What is the Galway Camino?

The Galway Camino is a self directed walk consisting of visitations to seven sites, six churches and a convent chapel. It takes place on Saturday 21 September 2019 between 12.00 noon and 5.30pm. It is a pilgrimage based on the The Camino de Santiago also known by the English names Way of St. James. This is an ancient pilgrimage to the burial place of St James the Great. 

 

The camino registration process commences at Galway Cathedral at noon. The route will take about two hours to complete and participants should return to the Cathedral no later than 5:30 pm to be presented with your certificate of completion. Please note: no unaccompanied minors can be accommodated as the walk is self directed.

 

Route

The camino starts at Galway Cathedral and from there the pilgrims walk to five other churches and the Poor Clare Convent. To participate, you must register and collect a camino passport booklet. At each stop the passport is stamped and upon return to The Cathedral, the pilgrim is issued with a certificate of completion. A map with the location of each of the churches can be found here a brief description of each of the churches can be found here

 

Cost

There is a small cost associated with the walk. This is to cover any expenses. Any monies left over after costs will be distributed to the individual churches.

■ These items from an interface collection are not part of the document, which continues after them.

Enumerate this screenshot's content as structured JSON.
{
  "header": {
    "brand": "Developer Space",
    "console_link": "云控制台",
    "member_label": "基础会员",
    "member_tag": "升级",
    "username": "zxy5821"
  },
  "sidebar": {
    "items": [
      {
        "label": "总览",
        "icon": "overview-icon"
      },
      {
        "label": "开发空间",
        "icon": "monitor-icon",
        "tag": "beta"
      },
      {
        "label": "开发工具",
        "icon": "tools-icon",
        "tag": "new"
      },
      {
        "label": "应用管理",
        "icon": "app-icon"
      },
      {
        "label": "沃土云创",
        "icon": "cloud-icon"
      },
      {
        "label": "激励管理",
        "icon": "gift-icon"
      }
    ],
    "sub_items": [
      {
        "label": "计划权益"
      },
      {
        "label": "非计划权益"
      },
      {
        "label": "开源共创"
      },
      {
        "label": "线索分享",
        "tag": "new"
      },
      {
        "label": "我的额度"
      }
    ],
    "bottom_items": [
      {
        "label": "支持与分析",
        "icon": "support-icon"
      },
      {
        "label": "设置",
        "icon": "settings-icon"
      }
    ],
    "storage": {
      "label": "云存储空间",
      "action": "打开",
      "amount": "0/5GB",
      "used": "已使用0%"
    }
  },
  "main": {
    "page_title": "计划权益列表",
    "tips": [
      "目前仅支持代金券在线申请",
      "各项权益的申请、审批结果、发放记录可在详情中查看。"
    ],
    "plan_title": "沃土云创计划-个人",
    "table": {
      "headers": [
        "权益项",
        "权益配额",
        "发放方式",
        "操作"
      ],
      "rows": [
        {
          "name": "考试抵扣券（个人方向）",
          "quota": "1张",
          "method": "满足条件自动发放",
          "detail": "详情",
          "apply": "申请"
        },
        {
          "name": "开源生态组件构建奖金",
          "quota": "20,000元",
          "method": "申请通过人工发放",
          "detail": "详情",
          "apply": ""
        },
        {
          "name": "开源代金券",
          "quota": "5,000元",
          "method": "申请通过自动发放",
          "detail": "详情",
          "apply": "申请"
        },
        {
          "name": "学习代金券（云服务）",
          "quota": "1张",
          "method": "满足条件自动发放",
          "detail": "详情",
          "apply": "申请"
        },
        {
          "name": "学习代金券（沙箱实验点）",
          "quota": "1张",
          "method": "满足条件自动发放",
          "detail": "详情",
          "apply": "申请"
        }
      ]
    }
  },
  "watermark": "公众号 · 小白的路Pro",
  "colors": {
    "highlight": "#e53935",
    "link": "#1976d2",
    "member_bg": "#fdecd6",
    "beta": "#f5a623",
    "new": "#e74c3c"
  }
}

People can do the walk as individuals or as a family.

€5 Adult

€4 OAPs/Students (please bring your student card).

€10 families.

Please respect each church you enter and remember that they are living communities of sacrament and prayer. If there are any events going on on the day itself, prayers, Adoration, Mass etc., please do not wander around the church. The purpose of the Galway Camino is as a miniature pilgrimage, during which people are invited to pray and meditate.

 

Pilgrimages

There is a very long history of pilgrimages in the history of the Church. From an early stage Christians would visit the places associated with the life and death of Our Lord. Later, as the Church grew, sites associated with the Apostles of Our Lord also became important. Rome, for example, was associated with Peter and Paul while Santiago was associated with James. Several sites including Croagh Patrick and Lough Derg became associated with St Patrick.

An important part of pilgrimage is the journey to the site itself. Today this tradition has been preserved in the Camino of St James but it can also be seen in art and literature – a perfect example is the Canterbury Tales by Chaucer which is a series of stories told by pilgrims as they travel to Canterbury. Pilgrimages to Jerusalem were especially popular and when the Holy places became inaccessible after the invasions, the tradition of erecting Stations from the final journey of Our Lord inside the church became a more popular form of making pilgrimage.